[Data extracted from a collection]

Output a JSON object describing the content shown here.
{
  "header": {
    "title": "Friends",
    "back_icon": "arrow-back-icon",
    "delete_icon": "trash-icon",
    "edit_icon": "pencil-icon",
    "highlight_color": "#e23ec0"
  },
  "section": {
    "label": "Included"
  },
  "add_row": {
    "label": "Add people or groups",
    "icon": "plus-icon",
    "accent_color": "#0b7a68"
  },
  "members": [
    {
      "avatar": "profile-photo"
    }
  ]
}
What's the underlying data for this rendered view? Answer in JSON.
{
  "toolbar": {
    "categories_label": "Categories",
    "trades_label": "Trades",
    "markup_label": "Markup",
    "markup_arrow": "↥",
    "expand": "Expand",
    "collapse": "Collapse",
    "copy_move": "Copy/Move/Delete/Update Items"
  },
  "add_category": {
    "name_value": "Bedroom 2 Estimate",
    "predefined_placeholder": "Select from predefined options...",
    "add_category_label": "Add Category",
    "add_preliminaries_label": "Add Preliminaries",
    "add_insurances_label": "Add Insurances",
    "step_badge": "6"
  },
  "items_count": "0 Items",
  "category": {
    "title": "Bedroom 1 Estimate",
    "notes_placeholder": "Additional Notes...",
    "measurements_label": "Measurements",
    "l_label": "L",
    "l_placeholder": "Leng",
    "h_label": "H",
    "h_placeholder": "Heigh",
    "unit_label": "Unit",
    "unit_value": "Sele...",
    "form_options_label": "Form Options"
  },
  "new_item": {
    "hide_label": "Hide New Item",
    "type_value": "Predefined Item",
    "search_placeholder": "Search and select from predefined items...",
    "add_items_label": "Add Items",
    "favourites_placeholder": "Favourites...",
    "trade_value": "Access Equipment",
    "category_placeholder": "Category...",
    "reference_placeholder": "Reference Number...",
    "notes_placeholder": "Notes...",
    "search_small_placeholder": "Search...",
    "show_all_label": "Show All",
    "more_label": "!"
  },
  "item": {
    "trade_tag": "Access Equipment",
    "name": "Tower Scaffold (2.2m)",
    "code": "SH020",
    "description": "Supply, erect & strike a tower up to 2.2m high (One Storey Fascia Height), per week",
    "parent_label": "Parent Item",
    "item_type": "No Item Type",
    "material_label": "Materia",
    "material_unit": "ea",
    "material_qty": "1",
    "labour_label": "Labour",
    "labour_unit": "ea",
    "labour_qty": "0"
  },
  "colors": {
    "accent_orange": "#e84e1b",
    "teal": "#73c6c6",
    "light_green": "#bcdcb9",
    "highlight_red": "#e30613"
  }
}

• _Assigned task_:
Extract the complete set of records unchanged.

• _Output_:
Output a JSON object describing the content shown here.
{
  "header": {
    "title": "Friends",
    "back_icon": "arrow-back-icon",
    "delete_icon": "trash-icon",
    "edit_icon": "pencil-icon",
    "highlight_color": "#e23ec0"
  },
  "section": {
    "label": "Included"
  },
  "add_row": {
    "label": "Add people or groups",
    "icon": "plus-icon",
    "accent_color": "#0b7a68"
  },
  "members": [
    {
      "avatar": "profile-photo"
    }
  ]
}
What's the underlying data for this rendered view? Answer in JSON.
{
  "toolbar": {
    "categories_label": "Categories",
    "trades_label": "Trades",
    "markup_label": "Markup",
    "markup_arrow": "↥",
    "expand": "Expand",
    "collapse": "Collapse",
    "copy_move": "Copy/Move/Delete/Update Items"
  },
  "add_category": {
    "name_value": "Bedroom 2 Estimate",
    "predefined_placeholder": "Select from predefined options...",
    "add_category_label": "Add Category",
    "add_preliminaries_label": "Add Preliminaries",
    "add_insurances_label": "Add Insurances",
    "step_badge": "6"
  },
  "items_count": "0 Items",
  "category": {
    "title": "Bedroom 1 Estimate",
    "notes_placeholder": "Additional Notes...",
    "measurements_label": "Measurements",
    "l_label": "L",
    "l_placeholder": "Leng",
    "h_label": "H",
    "h_placeholder": "Heigh",
    "unit_label": "Unit",
    "unit_value": "Sele...",
    "form_options_label": "Form Options"
  },
  "new_item": {
    "hide_label": "Hide New Item",
    "type_value": "Predefined Item",
    "search_placeholder": "Search and select from predefined items...",
    "add_items_label": "Add Items",
    "favourites_placeholder": "Favourites...",
    "trade_value": "Access Equipment",
    "category_placeholder": "Category...",
    "reference_placeholder": "Reference Number...",
    "notes_placeholder": "Notes...",
    "search_small_placeholder": "Search...",
    "show_all_label": "Show All",
    "more_label": "!"
  },
  "item": {
    "trade_tag": "Access Equipment",
    "name": "Tower Scaffold (2.2m)",
    "code": "SH020",
    "description": "Supply, erect & strike a tower up to 2.2m high (One Storey Fascia Height), per week",
    "parent_label": "Parent Item",
    "item_type": "No Item Type",
    "material_label": "Materia",
    "material_unit": "ea",
    "material_qty": "1",
    "labour_label": "Labour",
    "labour_unit": "ea",
    "labour_qty": "0"
  },
  "colors": {
    "accent_orange": "#e84e1b",
    "teal": "#73c6c6",
    "light_green": "#bcdcb9",
    "highlight_red": "#e30613"
  }
}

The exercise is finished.